The security presence is impressive. Men wearing guns at their waists and black shirts bearing the slogan “NB vs 3KO” patrol the area. Their boss is Walter Marroquín, the security director of Mixco. They say that men, including police officers, from Mixco and Ipala, the mayors’ two towns, have joined together to provide security for the event. The police from Mixco said that they came willingly on their day off as they didn’t want municipal funds to go toward the fight.
The press has come to cover the event. At least 15 media outlets are waiting to enter the stadium. One of the organizers explains the rules: the fight cannot be broadcast live, no photos can be taken from the attendees.
Later, a reporter from Ojo Con Mi Pisto, a media outlet that has criticized Neto Bran and Esduin Javier, was reportedly intimidated. The organizers asked him to leave on the grounds that he did not have media credentials, but the online media outlet vowed it had requested the media credentials a week prior to the event.
In one article, Ojo Con Mi Pisto revealed that the municipality of Mixco spent 182,280 quetzales ($23,800) every month to pay the salaries of 29 staffers on Neto Bran’s communication team. Another investigation found that this boxing fight had somehow required the presence of 76 public officials during the event.
The stadium continues to fill up. People from Ipala sit in the general seating area while those from Mixco take the VIP seats close to the ring. There are not enough beer vendors. Night falls and the music starts: a cumbia group from the capital plays as well as a local group playing norteña music.
Meanwhile, the boxers, the real ones, warm up in front of the makeshift changing rooms. There are five preliminary fights, helping young members of the national boxing team gain experience before the Olympic qualifiers.

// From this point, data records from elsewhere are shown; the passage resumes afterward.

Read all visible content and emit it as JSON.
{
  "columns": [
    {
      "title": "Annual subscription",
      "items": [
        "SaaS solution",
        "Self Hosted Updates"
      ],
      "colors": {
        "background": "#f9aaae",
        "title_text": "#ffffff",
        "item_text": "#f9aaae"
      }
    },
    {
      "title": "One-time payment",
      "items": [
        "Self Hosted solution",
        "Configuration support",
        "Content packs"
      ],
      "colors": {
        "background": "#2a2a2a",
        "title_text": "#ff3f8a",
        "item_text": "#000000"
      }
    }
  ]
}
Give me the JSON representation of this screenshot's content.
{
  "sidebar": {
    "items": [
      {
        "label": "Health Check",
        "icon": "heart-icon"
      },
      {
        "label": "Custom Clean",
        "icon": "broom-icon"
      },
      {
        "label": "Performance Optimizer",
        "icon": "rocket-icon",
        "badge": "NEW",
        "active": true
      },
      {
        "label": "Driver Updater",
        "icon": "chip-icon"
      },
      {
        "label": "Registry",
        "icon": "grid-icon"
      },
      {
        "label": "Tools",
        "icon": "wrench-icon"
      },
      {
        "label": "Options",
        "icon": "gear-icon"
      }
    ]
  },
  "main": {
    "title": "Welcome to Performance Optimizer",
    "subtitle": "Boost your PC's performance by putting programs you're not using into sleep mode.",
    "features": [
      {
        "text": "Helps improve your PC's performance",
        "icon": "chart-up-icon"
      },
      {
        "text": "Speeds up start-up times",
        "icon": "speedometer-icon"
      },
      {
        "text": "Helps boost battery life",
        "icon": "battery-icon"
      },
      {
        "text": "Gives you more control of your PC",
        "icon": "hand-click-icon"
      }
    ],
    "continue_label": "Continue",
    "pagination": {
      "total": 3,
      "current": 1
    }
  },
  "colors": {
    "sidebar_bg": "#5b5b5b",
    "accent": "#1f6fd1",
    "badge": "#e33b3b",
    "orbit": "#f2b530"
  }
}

Tres Kiebres’ trainer, Waldemar García, explained how they organized the preliminary fights: the best fighters will face each other first and the level will go progressively down. This way, when it comes time for the mayors to fight, “they won’t look so bad.” García has no doubt his pupil will win. “Neto Bran won’t make it to the second round,” he predicted.
Carlos López, the head coach of the national boxing federation, stands alongside the young men in shorts.
“Doesn’t this all look like a circus to you?”
“I look on the bright side,” he responded. “It gives boxing more visibility. All these people are thinking about sports. The fight between the mayors shows that it doesn’t matter what job you have, everyone can practice a sport.”
“We know that this is not going to be a showy fight,” he added. “But I’ll tell you something, to get in that ring takes character. It takes character.”
Finally it’s time for Tres Kiebres and Neto to enter. The bell sounds. 25 seconds go by. One right hook from Tres Kiebres and Neto Bran is on the ground. A few more punches and it’s over.
Guatemala continues unchanged: with its beloved narcos and its violence. Minutes after the fight, a red pick-up truck that was leaving the stadium is found riddled with bullet holes on the side of the road between Ipala and Agua Blanca. Three more deaths to add to the statistics.
*All photos courtesy of Plaza Pública